percent_done := 0;
job_state := 'UNDEFINED';
while (job_state != 'COMPLETED') and (job_state != 'STOPPED') loop
js := sts.job_status;
? As the percentage-complete changes in this loop, the new value displays.
if js.percent_done != percent_done
DBMS_OUTPUT.PUT_LINE('*** Job percent done = ' || to_char(js.percent_done));
percent_done := js.percent_done;
? Displays any work-in-progress or error messages received for the job.
if (bitand(sts.mask,dbms_datapump.ku$_status_wip) != 0)
le := sts.wip;
if (bitand(sts.mask,dbms_datapump.ku$_status_job_error) != 0)
le := sts.error;
le := null;
if le is not null

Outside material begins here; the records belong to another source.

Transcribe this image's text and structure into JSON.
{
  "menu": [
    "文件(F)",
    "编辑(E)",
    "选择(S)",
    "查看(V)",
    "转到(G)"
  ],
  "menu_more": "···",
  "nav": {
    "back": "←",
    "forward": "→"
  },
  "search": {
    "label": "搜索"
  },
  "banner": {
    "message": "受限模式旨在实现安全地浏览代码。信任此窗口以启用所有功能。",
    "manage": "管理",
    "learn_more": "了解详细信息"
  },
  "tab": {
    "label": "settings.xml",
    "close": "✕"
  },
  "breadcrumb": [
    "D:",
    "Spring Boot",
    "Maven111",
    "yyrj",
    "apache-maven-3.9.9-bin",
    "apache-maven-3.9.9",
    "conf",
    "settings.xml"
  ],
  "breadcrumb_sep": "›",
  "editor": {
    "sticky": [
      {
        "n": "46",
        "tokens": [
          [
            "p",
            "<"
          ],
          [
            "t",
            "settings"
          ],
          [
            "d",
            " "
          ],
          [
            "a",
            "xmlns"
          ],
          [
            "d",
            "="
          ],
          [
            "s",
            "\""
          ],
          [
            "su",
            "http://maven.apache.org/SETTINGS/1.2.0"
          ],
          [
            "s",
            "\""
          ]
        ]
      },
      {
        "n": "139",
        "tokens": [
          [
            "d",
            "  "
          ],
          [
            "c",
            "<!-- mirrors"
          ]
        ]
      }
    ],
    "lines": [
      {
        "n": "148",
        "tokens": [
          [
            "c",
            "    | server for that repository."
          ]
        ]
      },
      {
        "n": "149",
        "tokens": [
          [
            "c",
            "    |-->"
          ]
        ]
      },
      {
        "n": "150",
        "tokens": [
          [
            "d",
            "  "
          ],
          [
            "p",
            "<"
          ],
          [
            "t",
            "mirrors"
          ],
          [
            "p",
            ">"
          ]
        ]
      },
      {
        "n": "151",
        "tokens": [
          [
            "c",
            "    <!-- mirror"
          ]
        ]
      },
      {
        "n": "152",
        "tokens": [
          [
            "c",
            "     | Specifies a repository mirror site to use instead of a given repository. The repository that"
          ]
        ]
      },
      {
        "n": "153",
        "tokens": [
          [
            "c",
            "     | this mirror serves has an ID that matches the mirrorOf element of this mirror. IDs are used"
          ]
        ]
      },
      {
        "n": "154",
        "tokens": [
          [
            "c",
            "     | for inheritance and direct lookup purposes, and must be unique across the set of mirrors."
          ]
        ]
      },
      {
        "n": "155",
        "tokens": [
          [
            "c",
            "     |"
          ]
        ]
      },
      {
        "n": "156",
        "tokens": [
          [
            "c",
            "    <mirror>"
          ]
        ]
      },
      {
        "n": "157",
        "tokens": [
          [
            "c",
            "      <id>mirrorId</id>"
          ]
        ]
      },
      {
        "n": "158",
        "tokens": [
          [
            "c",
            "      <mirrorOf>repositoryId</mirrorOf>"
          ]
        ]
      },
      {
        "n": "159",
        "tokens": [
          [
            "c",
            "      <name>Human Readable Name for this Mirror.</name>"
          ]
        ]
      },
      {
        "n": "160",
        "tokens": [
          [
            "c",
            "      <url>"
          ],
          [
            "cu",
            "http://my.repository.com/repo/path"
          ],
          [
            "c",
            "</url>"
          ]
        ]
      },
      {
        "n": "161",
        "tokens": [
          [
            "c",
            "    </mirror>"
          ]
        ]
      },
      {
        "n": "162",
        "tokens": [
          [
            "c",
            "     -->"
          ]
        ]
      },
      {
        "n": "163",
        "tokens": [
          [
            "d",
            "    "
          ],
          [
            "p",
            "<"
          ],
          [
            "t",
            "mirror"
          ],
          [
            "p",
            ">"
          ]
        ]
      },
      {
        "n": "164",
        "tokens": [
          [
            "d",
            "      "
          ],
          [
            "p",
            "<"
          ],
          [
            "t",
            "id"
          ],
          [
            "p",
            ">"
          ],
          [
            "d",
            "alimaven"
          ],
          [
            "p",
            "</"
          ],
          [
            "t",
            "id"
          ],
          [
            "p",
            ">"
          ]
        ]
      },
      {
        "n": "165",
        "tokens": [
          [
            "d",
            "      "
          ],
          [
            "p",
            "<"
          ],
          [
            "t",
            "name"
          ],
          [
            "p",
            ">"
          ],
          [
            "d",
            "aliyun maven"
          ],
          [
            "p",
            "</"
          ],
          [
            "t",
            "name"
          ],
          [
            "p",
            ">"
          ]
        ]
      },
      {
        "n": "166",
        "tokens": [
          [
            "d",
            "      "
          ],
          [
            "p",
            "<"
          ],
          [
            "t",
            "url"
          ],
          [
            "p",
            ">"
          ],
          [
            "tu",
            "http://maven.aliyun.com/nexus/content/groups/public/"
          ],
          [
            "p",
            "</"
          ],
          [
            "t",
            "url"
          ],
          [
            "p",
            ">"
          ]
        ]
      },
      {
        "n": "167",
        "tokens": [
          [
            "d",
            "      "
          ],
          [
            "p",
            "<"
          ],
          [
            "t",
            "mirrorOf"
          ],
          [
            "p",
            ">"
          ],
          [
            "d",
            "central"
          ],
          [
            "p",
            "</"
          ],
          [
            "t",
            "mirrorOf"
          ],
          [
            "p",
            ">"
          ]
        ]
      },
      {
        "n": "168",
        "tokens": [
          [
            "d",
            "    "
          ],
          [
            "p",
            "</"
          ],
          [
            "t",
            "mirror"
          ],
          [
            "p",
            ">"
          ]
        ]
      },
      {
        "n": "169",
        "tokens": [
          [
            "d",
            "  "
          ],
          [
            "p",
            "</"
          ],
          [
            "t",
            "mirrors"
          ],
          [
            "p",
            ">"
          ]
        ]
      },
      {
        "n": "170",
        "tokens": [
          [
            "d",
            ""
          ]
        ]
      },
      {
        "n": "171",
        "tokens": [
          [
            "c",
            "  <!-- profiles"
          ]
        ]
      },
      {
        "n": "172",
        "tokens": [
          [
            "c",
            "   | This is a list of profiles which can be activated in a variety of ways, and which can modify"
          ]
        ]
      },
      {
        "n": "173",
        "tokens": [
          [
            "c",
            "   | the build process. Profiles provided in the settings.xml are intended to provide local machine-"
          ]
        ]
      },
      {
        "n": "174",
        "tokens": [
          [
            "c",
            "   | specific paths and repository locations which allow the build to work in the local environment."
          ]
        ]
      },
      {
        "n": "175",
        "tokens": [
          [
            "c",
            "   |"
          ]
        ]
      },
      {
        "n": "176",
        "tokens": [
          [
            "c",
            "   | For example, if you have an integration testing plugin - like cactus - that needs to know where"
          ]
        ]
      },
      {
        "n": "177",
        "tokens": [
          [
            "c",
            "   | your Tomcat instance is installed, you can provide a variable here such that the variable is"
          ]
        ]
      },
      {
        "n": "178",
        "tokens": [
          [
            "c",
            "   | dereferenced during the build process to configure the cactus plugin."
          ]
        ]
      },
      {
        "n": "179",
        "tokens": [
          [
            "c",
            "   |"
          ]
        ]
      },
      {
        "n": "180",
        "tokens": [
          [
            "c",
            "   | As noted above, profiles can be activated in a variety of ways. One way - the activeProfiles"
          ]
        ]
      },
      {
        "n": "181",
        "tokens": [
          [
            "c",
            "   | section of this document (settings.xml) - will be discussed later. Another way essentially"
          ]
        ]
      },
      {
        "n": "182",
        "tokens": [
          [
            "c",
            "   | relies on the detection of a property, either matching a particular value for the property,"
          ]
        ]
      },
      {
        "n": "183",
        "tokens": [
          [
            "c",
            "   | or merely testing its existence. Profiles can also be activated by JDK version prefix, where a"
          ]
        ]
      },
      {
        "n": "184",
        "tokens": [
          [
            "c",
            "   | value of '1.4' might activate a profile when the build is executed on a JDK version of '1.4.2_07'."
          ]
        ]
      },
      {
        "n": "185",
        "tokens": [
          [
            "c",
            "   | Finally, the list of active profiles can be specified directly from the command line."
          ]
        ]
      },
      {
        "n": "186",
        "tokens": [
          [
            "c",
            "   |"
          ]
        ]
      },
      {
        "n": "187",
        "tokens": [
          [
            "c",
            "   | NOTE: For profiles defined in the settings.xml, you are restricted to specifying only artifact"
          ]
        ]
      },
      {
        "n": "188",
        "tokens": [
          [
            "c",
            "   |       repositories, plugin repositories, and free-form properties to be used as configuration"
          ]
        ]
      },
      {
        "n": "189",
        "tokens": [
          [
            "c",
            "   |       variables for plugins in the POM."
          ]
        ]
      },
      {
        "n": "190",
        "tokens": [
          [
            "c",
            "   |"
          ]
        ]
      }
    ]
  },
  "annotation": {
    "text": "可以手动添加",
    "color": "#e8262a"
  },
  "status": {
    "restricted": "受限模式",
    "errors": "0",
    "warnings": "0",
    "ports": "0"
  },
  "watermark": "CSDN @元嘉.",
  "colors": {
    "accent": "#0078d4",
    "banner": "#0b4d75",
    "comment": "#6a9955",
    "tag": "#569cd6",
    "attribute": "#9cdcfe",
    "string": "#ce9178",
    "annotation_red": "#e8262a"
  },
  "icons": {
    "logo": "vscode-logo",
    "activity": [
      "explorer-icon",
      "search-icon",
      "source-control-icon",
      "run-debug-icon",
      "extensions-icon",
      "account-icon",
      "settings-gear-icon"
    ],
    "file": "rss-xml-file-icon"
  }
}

ind := le.FIRST;
while ind is not null loop
ind := le.NEXT(ind);
? When the job finishes, display status before detaching from job.
DBMS_OUTPUT.PUT_LINE('Job has completed');
DBMS_OUTPUT.PUT_LINE('Final job state = ' || job_state);
When you run the script on the satellite
system, it connects to the source system and brings the data over
directly to the target. The master table is created in the schema of
the user on the initiating system and not in the database source.
This approach works well for read-only databases and also as a means
of refreshing development databases with extracts from a production